Art, work and celebrity mingle for China Spring photographers Michael Larsen and Tracy Talbert, who will talk about their work as celebrity and lifestyle photographers in a Thursday talk sponsored by the Art Center of Waco.

Art on Elm, a celebration of local art and place, returns to central Elm Avenue on Saturday with its traditional mix of visual art, live music, food and drink and arts and crafts vendors, plus an expanded Elm Tea Fest and organizers’ fervent hope for good weather.

Since Hailee Steinfeld rode into town in “True Grit,” we’ve been fairly blessed by the big-screen breakthroughs of teenage actresses. To name just a few: Anya Taylor-Joy (“The Witch”), Amandla Stenberg (“The Hate U Give”), Elsie Fisher (“Eighth Grade”).

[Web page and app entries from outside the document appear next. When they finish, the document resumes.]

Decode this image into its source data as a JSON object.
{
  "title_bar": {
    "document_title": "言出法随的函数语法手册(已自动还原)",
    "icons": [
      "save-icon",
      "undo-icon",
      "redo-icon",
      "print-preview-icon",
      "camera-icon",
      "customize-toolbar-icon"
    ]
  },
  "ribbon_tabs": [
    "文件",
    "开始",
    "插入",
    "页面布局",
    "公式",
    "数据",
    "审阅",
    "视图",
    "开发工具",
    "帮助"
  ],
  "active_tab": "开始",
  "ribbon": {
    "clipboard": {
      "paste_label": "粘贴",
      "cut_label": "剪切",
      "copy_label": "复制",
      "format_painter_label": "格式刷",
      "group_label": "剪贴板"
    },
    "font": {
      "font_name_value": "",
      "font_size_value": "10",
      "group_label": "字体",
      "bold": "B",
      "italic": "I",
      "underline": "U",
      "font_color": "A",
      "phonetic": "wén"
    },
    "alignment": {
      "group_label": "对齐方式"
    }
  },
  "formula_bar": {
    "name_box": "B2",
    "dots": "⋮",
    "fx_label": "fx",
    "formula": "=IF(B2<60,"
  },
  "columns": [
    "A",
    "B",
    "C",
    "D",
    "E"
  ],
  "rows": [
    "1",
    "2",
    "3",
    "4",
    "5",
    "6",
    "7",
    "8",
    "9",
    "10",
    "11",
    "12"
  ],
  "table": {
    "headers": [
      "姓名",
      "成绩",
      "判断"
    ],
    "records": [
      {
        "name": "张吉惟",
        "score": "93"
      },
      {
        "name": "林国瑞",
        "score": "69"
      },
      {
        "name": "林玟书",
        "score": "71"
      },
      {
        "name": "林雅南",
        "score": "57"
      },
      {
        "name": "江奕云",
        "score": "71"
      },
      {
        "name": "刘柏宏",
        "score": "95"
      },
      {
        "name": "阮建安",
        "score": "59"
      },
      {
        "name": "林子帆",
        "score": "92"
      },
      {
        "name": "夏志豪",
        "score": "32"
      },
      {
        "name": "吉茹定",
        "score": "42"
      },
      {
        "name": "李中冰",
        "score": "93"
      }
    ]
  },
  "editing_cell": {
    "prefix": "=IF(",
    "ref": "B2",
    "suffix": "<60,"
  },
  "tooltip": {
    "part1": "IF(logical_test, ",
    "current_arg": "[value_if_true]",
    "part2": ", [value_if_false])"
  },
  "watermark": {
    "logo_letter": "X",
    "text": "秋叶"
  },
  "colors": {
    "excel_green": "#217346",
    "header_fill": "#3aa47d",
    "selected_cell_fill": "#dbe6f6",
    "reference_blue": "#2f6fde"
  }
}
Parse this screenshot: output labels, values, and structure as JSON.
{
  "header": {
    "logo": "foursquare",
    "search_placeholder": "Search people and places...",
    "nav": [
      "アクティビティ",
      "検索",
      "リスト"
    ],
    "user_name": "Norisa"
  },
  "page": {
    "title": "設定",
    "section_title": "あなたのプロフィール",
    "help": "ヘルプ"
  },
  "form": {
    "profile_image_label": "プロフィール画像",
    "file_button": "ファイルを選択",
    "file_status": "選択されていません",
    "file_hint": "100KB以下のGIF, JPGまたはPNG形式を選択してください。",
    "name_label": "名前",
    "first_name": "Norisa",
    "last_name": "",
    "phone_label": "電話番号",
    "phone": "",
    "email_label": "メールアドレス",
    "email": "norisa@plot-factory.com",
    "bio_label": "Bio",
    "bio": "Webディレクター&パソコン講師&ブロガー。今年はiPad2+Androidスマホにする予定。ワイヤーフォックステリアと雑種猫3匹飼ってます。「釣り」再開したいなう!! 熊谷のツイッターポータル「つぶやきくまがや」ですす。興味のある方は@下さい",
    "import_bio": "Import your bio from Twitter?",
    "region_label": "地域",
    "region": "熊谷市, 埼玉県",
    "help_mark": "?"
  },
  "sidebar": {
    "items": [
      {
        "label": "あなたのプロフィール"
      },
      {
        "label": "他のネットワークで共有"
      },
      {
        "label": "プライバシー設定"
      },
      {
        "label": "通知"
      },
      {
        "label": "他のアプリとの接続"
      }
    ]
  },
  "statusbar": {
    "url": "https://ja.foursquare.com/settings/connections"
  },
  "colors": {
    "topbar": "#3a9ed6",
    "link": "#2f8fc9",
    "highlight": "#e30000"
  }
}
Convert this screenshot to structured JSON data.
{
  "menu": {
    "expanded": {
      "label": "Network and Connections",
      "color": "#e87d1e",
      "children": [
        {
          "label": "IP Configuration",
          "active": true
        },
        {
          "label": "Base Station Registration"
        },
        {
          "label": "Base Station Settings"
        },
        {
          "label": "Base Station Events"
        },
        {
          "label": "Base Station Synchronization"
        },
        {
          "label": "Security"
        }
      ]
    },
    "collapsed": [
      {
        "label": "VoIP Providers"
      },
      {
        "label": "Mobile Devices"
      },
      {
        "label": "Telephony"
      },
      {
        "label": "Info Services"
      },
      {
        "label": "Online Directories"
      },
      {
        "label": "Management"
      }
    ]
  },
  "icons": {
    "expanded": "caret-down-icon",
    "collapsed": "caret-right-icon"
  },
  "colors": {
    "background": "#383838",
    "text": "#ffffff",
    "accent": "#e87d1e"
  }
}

The Central Texas Choral Society adds another masterwork to its performance resume on Tuesday when its singers, with help from Midway High School student musicians, performs Wolfgang Amadeus Mozart’s Requiem.

If you’re going to name your band the Fabulous Superlatives, they’d better be good, and country veteran Marty Stuart has no problems with his backing musicians living up to that name. Nor does he have a problem if fans remember band leader and band all together.

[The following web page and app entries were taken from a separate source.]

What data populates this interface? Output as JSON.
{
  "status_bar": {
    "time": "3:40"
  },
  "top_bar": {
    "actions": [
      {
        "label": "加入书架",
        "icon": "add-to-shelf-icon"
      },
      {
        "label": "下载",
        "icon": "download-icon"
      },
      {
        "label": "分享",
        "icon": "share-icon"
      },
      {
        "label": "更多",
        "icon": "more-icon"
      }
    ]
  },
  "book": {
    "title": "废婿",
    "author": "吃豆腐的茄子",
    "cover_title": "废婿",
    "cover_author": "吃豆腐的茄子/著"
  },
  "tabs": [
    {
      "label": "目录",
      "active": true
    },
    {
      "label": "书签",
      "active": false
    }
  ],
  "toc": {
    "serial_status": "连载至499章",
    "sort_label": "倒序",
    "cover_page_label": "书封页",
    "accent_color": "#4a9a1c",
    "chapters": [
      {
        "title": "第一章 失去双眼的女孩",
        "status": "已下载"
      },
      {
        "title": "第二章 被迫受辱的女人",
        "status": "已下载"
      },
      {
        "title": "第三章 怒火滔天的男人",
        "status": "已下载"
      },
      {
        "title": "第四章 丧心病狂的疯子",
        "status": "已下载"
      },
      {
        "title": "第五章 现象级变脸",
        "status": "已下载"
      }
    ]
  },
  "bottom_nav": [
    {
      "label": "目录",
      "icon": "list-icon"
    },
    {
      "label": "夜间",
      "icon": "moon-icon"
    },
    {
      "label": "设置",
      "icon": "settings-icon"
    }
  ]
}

Wood often finds itself used for fences, but not the one that exhibit organizer Victoria Howle hopes to tear down in the show “Engrained” opening Friday at downtown Waco’s Cultivate 7twelve.

Baylor University’s Beall Poetry Festival marks its 25th anniversary Wednesday through Friday with a diverse lineup of award-winning poets, nightly poetry readings, an afternoon lecture and a poets' panel discussion free and open to the public.

The Quebe Sisters — Grace, Sophia and Hulda — have made a career out of distinctive sounds. Like two-part close country harmonies? They’ve got a three-part sisterly blend. Have a craving for Texas fiddling? They provide it in triple measure. Western swing and classic country in your mental jukebox? The Quebes (KWAY-bees) do all of that and more, creating what they brand “progressive western swing.”

A recent visit to Kitok, a hole-in-the-wall restaurant on North 18th Street, proved enlightening. Recent drives by the place had revealed work crews on the roof and groundwork near the front entrance. News had circulated that the place, a Waco tradition since 1975 known for its “liplocker” meals, oriental fries, house-recipe soy sauce and Asian hospitality, faced financial challenges.

The original “Dumbo” was released in the summer of 1941 while Germany was spreading across Europe and war was breaking out in the Pacific. Crafted as a simpler Disney fable after the more extravagant “Fantasia” disappointed at the box office, “Dumbo” — only 64 minutes in length — took flight just as far more chilling creations were taking to the air.

Waco’s Deep In The Heart Film Festival kicks off Thursday at the Waco Hippodrome, with three nights and slightly more than two days’ worth of movies long and short that display fresh energy, creativity within limited resources and a love for film-making.

Tourism brings bucks in all denominations. One might say Abe Lincoln visited Waco over spring break, enjoying the views at Cameron Park and sipping floats at the Dr Pepper Museum. George Washington stood in line at the Silos, hoping to see Chip and Joanna. Andrew Jackson plunked down $20 for a “One Riot — One Ranger” T-shirt at the Texas Ranger Museum.

The Deep in the Heart Film Festival proceeds from second-year sequel to third-year series next weekend, returning to the Waco Hippodrome with a slate of seven feature films, more than 100 shorts and panel discussions aimed at would-be filmmakers.

This year’s Table Toppers fundraiser for the Art Center of Waco did not quite have the impact of last year’s, when the announcement of the center’s new downtown Waco location and building was made, but it had considerable news of its own.

Consider this week the concert version of a tone cluster in music, where notes are tightly packed within a more standard interval. In this case, five nationally known musicians perform in Waco on three nights within one week.

After more than three decades of performing with a band in front of sold-out auditoriums and packed churches, Steven Curtis Chapman put himself in unfamiliar territory a few years ago: alone onstage with only his guitar and a deep catalog of songs.

The Waco Jazz Orchestra plays tribute to the music of pops composer Henry Mancini in its “That Mancini Magic!” concert on Saturday, a show that’s as much about a musical serendipity as magic.

One of filmmaking’s cheapest tricks is on-screen applause — where characters clap to cue the movie’s viewers that they should also be impressed. There’s a lot of that in “Apollo 11,” but it’s not cheap. In this documentary about the people who pulled off the spectacular feat of sending Neil Armstrong, Buzz Aldrin and Michael Collins to the moon in 1969, the ovations are genuine, spontaneous and well deserved.

When Waco’s Tea Aguilar gets onstage or in front of an audience, there’s no telling what comes next. It may be music from his guitar; environmental sounds looped into rock, blues or electronically altered music; a beat machine; beat boxing; or even live painting.